Ensure you have examples that prove your academic ability, such as course-related societies you’ve been a part of or extra learning you have completed, as well as examples that demonstrate your soft skills, such as managing your time well, taking on a leadership role, or solving a problem in an innovative way.

6. Be overwhelmingly enthusiastic

The strongest candidates go into ‘influencer mode’ during their interview. This means being your most enthusiastic and passionate self. Positivity sells and when choosing between two similar candidates, the more positive one will always win.

7. Don’t worry about um-ing and ah-ing

One of the most common concerns among students is that pausing will hurt their chances. This is incorrect – it is natural to pause, think and ‘um’ during an interview. If anything, it will come across as relatable and unrehearsed. Also, the more preparation you have put into your answers beforehand, the less likely you are to draw blank in the interview.

8. Practise in front of the mirror

It may sound silly, but it’s really important that you rehearse your pre-written answers in front of the mirror whilst smiling. If you’ll be taking part in a Kira Talent interview, recording yourself answering questions and watching them back is a great way to self-assess and improve.

If you’re attending an interview with a member of the admissions team, practice maintaining eye contact, as this will help you come across as more personable and confident.

9. Never go negative

While it’s important to know what your weaknesses are, when you’re asked a question about them, make sure you keep it positive and productive. Some questions are traps and it can be easy to spiral into a list of all of your problems.
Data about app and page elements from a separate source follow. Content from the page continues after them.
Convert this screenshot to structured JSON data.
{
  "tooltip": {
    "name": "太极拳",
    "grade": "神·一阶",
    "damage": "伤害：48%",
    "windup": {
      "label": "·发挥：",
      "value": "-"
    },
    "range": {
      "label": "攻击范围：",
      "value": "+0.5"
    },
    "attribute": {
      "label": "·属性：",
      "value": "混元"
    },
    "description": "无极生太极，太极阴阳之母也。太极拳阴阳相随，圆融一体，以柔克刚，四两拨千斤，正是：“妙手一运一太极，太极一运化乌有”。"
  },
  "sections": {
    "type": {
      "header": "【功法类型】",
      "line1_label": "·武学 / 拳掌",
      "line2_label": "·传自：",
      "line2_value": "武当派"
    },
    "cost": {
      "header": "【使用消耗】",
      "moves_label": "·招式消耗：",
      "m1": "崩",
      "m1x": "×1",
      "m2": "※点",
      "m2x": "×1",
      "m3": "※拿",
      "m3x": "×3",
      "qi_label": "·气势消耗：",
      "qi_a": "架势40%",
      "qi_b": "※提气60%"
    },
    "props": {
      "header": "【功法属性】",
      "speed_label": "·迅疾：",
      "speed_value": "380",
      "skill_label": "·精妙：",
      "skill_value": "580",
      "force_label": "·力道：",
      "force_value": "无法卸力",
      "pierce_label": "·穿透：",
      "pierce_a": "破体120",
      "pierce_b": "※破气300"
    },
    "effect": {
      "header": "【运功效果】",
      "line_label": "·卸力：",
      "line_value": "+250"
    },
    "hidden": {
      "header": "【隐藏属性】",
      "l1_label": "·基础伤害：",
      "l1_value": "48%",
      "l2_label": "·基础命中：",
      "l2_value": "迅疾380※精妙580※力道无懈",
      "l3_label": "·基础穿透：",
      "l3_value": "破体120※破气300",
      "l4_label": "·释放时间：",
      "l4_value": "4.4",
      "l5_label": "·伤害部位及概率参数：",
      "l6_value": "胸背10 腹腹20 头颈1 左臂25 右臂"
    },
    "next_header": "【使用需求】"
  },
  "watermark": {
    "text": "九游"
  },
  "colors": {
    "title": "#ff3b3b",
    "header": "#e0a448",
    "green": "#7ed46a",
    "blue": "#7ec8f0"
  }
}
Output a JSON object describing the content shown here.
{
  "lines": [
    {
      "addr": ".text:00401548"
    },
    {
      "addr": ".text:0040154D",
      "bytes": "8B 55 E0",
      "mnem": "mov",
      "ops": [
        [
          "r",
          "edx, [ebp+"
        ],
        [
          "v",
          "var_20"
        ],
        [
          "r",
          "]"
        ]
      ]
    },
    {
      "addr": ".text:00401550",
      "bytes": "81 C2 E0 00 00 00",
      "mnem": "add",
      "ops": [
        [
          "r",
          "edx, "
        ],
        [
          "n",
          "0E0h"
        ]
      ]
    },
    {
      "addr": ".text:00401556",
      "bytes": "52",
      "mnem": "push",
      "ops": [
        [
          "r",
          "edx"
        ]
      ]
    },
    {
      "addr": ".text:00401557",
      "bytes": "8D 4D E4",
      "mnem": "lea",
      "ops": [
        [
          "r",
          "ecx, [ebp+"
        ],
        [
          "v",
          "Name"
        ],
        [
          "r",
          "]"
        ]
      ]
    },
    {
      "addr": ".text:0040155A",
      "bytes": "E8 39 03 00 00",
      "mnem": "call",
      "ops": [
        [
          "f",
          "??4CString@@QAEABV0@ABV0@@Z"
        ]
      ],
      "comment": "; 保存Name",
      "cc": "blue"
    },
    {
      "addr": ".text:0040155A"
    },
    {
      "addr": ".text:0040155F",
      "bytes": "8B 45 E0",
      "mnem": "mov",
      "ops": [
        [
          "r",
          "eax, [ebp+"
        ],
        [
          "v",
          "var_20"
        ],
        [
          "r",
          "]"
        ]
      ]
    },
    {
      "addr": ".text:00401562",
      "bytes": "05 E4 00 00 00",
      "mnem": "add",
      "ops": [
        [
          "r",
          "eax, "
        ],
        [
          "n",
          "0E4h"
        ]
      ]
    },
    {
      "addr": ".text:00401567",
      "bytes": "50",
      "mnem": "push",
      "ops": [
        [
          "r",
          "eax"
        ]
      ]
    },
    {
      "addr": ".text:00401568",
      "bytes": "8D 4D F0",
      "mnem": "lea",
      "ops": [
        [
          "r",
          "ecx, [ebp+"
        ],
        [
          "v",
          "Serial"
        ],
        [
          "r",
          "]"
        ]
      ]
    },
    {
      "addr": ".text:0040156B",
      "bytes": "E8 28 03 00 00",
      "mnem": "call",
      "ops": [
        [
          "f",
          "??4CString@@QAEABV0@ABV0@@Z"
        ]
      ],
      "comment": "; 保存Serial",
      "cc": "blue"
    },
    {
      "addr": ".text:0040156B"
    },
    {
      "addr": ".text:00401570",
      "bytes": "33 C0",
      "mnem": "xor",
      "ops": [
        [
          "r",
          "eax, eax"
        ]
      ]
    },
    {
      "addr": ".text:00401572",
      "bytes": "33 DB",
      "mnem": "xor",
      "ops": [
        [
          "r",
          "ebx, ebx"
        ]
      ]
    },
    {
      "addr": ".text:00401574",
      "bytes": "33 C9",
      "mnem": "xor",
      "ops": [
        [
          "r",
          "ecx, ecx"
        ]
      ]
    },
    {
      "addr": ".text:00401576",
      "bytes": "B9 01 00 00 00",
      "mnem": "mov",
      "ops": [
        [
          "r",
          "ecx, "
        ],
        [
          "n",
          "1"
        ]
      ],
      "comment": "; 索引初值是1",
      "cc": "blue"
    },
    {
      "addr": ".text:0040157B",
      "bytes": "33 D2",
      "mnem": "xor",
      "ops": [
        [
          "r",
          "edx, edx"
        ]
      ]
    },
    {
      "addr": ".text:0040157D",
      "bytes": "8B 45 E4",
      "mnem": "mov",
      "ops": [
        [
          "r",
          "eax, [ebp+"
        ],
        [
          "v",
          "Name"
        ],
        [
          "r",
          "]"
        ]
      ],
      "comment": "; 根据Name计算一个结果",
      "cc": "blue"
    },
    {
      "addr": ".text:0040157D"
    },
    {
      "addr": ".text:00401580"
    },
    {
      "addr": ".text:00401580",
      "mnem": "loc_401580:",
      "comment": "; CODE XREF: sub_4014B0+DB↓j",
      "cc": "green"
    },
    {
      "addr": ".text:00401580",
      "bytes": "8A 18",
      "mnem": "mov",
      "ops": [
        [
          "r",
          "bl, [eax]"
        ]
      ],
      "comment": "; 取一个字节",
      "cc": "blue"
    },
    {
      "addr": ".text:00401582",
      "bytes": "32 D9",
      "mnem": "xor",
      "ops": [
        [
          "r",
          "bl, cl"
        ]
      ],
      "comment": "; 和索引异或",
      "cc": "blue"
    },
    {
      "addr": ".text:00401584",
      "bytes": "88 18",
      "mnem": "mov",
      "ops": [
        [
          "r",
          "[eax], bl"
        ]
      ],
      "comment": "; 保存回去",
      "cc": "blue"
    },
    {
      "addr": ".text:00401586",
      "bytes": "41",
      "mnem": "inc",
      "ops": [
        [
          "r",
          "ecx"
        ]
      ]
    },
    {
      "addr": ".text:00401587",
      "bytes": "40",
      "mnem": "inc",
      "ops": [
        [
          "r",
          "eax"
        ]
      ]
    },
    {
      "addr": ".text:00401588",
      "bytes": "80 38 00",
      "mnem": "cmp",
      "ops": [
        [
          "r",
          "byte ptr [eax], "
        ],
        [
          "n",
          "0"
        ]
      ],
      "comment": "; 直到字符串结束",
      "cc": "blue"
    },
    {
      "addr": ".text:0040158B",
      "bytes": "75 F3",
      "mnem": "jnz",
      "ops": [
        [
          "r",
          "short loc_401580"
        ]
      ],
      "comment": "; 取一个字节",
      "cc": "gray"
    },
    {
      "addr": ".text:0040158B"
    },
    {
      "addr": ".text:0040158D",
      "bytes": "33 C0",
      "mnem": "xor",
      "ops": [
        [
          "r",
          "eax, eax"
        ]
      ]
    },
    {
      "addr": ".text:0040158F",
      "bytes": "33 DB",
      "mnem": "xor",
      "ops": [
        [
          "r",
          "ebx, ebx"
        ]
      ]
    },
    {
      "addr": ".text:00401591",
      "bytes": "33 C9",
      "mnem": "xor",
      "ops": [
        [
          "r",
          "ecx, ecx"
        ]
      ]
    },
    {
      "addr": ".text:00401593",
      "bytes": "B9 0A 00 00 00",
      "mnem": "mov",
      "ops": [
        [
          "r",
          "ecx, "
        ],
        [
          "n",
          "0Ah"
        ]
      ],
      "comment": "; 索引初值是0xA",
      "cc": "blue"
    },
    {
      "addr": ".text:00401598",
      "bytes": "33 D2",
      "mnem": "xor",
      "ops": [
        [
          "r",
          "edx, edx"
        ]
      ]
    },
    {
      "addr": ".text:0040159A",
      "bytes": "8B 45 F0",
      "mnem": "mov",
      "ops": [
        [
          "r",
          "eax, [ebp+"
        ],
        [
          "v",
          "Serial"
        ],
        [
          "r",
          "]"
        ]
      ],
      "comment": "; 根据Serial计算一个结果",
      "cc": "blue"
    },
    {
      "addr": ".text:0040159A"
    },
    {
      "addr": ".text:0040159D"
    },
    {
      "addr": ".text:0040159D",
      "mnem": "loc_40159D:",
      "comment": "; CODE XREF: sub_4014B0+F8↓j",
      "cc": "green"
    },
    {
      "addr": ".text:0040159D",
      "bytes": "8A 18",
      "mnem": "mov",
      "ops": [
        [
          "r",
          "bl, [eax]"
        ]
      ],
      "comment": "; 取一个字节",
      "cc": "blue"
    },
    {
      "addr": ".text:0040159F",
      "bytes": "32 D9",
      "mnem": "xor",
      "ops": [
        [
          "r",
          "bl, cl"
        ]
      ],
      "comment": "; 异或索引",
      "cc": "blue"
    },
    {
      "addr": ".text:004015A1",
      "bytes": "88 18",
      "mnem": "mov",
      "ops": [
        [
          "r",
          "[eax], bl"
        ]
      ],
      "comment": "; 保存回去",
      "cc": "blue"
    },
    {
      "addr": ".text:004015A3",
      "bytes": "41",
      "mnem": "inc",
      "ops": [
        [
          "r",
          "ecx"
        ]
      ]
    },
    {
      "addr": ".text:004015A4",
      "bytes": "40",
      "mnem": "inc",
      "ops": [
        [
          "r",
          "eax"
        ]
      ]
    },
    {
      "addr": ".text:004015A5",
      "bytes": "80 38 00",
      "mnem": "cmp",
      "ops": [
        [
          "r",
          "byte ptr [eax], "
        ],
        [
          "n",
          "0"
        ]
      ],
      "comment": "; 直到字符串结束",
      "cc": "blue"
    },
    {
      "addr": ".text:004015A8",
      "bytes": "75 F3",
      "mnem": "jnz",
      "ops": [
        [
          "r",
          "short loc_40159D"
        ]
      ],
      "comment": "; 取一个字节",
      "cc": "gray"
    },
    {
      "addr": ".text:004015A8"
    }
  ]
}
Instead, reimagine the question as a positive, such as ‘What do you most want to improve?’ or ‘How did you overcome this challenge?’. Again, positivity is a key way you’ll stand out above your competition.

We have many tutors who can guide you through the process of applying for postgraduate study and successfully completing a postgraduate interview. Get in touch with us today to access one-to-one support from our experienced postgraduate admissions team.


Do all universities interview postgraduate applicants?

Not all universities and courses interview postgraduate applicants. Some courses are more likely than others to interview, for example for MBAs (Master of Business Administration), where nearly all universities interview candidates before offering them a place. It’s best to check directly with the universities you apply for if an interview will be part of the application process, so that you can prepare beforehand.

What is the difference between an MBA and other postgraduate degrees?

There are several differences between MBA (Master of Business Administration) programmes and other postgraduate degrees, such as MiMs (Masters in Management).

Firstly, MBAs usually require students to have 3-5 years’ work experience as a minimum. In addition, MBAs almost always require applicants to take a test (GMAT or GRE). MiMs, in contrast, usually require students to have a maximum of 2 years’ experience.

Typically, MBAs are more competitive than other management-focused postgraduate courses. MBAs are also more focused towards international candidates in the UK.

MBA courses are almost always more expensive than MiMs and in the US can regularly move into 6 figure fees. MIT Sloan is currently the most expensive MBA ($241,984).